*WORK TO BE COMPLETED*
The output should be identical to the entries that follow.

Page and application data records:
##########

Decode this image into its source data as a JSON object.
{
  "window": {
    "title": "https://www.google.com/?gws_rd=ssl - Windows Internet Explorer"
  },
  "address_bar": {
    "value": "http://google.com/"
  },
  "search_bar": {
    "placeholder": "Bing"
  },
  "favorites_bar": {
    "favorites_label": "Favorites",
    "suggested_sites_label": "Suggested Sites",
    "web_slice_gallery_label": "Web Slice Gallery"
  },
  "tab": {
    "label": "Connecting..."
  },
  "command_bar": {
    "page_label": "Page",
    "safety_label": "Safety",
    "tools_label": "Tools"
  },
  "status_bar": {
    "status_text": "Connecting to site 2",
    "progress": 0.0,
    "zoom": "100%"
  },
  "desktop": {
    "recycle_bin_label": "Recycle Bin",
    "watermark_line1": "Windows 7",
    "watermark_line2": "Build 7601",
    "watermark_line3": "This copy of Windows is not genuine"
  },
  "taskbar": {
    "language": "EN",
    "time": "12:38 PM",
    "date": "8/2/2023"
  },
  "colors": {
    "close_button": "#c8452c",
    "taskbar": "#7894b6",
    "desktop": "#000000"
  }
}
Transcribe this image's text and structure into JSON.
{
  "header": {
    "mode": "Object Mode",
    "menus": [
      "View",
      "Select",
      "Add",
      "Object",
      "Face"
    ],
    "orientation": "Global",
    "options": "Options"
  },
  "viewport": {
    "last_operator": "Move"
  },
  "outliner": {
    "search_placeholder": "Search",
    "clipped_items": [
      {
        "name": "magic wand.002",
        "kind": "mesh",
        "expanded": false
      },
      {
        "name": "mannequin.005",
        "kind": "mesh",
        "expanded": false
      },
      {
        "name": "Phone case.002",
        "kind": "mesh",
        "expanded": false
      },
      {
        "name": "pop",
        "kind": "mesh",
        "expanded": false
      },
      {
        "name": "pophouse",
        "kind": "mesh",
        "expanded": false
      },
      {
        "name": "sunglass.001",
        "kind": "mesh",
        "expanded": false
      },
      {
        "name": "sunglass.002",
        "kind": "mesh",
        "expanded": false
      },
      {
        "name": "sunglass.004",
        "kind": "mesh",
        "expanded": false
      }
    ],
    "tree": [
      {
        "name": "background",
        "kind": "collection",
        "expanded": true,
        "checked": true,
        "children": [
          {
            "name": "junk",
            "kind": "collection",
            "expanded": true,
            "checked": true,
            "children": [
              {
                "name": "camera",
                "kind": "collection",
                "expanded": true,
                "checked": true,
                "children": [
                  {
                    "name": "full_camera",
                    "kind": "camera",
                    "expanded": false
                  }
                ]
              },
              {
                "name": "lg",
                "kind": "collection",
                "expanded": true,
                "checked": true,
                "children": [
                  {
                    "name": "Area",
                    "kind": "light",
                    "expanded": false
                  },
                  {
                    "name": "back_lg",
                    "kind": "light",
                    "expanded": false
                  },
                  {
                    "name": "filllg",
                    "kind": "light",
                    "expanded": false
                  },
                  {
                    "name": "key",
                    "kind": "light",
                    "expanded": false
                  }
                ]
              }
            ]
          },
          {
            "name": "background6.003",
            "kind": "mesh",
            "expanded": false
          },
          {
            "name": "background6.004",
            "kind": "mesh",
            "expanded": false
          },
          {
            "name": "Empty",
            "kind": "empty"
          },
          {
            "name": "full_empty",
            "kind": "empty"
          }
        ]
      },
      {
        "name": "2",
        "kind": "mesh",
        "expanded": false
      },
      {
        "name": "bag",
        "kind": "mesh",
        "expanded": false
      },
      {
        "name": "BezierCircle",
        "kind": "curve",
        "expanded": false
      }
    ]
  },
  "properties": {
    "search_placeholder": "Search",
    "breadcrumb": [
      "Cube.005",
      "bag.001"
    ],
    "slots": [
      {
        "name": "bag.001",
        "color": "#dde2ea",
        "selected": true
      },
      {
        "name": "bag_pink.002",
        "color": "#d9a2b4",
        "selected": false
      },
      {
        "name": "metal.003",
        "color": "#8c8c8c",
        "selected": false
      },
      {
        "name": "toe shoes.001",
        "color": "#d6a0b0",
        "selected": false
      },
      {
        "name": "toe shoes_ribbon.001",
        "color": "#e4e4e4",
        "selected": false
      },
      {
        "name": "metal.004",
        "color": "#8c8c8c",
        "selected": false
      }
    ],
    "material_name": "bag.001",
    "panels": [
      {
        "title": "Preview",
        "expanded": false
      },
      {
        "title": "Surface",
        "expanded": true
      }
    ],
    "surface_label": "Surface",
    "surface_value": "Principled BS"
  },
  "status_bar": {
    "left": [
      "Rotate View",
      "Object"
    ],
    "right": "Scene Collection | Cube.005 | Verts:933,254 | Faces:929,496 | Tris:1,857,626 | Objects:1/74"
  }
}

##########

*TASK RESULT*
Decode this image into its source data as a JSON object.
{
  "window": {
    "title": "https://www.google.com/?gws_rd=ssl - Windows Internet Explorer"
  },
  "address_bar": {
    "value": "http://google.com/"
  },
  "search_bar": {
    "placeholder": "Bing"
  },
  "favorites_bar": {
    "favorites_label": "Favorites",
    "suggested_sites_label": "Suggested Sites",
    "web_slice_gallery_label": "Web Slice Gallery"
  },
  "tab": {
    "label": "Connecting..."
  },
  "command_bar": {
    "page_label": "Page",
    "safety_label": "Safety",
    "tools_label": "Tools"
  },
  "status_bar": {
    "status_text": "Connecting to site 2",
    "progress": 0.0,
    "zoom": "100%"
  },
  "desktop": {
    "recycle_bin_label": "Recycle Bin",
    "watermark_line1": "Windows 7",
    "watermark_line2": "Build 7601",
    "watermark_line3": "This copy of Windows is not genuine"
  },
  "taskbar": {
    "language": "EN",
    "time": "12:38 PM",
    "date": "8/2/2023"
  },
  "colors": {
    "close_button": "#c8452c",
    "taskbar": "#7894b6",
    "desktop": "#000000"
  }
}
Transcribe this image's text and structure into JSON.
{
  "header": {
    "mode": "Object Mode",
    "menus": [
      "View",
      "Select",
      "Add",
      "Object",
      "Face"
    ],
    "orientation": "Global",
    "options": "Options"
  },
  "viewport": {
    "last_operator": "Move"
  },
  "outliner": {
    "search_placeholder": "Search",
    "clipped_items": [
      {
        "name": "magic wand.002",
        "kind": "mesh",
        "expanded": false
      },
      {
        "name": "mannequin.005",
        "kind": "mesh",
        "expanded": false
      },
      {
        "name": "Phone case.002",
        "kind": "mesh",
        "expanded": false
      },
      {
        "name": "pop",
        "kind": "mesh",
        "expanded": false
      },
      {
        "name": "pophouse",
        "kind": "mesh",
        "expanded": false
      },
      {
        "name": "sunglass.001",
        "kind": "mesh",
        "expanded": false
      },
      {
        "name": "sunglass.002",
        "kind": "mesh",
        "expanded": false
      },
      {
        "name": "sunglass.004",
        "kind": "mesh",
        "expanded": false
      }
    ],
    "tree": [
      {
        "name": "background",
        "kind": "collection",
        "expanded": true,
        "checked": true,
        "children": [
          {
            "name": "junk",
            "kind": "collection",
            "expanded": true,
            "checked": true,
            "children": [
              {
                "name": "camera",
                "kind": "collection",
                "expanded": true,
                "checked": true,
                "children": [
                  {
                    "name": "full_camera",
                    "kind": "camera",
                    "expanded": false
                  }
                ]
              },
              {
                "name": "lg",
                "kind": "collection",
                "expanded": true,
                "checked": true,
                "children": [
                  {
                    "name": "Area",
                    "kind": "light",
                    "expanded": false
                  },
                  {
                    "name": "back_lg",
                    "kind": "light",
                    "expanded": false
                  },
                  {
                    "name": "filllg",
                    "kind": "light",
                    "expanded": false
                  },
                  {
                    "name": "key",
                    "kind": "light",
                    "expanded": false
                  }
                ]
              }
            ]
          },
          {
            "name": "background6.003",
            "kind": "mesh",
            "expanded": false
          },
          {
            "name": "background6.004",
            "kind": "mesh",
            "expanded": false
          },
          {
            "name": "Empty",
            "kind": "empty"
          },
          {
            "name": "full_empty",
            "kind": "empty"
          }
        ]
      },
      {
        "name": "2",
        "kind": "mesh",
        "expanded": false
      },
      {
        "name": "bag",
        "kind": "mesh",
        "expanded": false
      },
      {
        "name": "BezierCircle",
        "kind": "curve",
        "expanded": false
      }
    ]
  },
  "properties": {
    "search_placeholder": "Search",
    "breadcrumb": [
      "Cube.005",
      "bag.001"
    ],
    "slots": [
      {
        "name": "bag.001",
        "color": "#dde2ea",
        "selected": true
      },
      {
        "name": "bag_pink.002",
        "color": "#d9a2b4",
        "selected": false
      },
      {
        "name": "metal.003",
        "color": "#8c8c8c",
        "selected": false
      },
      {
        "name": "toe shoes.001",
        "color": "#d6a0b0",
        "selected": false
      },
      {
        "name": "toe shoes_ribbon.001",
        "color": "#e4e4e4",
        "selected": false
      },
      {
        "name": "metal.004",
        "color": "#8c8c8c",
        "selected": false
      }
    ],
    "material_name": "bag.001",
    "panels": [
      {
        "title": "Preview",
        "expanded": false
      },
      {
        "title": "Surface",
        "expanded": true
      }
    ],
    "surface_label": "Surface",
    "surface_value": "Principled BS"
  },
  "status_bar": {
    "left": [
      "Rotate View",
      "Object"
    ],
    "right": "Scene Collection | Cube.005 | Verts:933,254 | Faces:929,496 | Tris:1,857,626 | Objects:1/74"
  }
}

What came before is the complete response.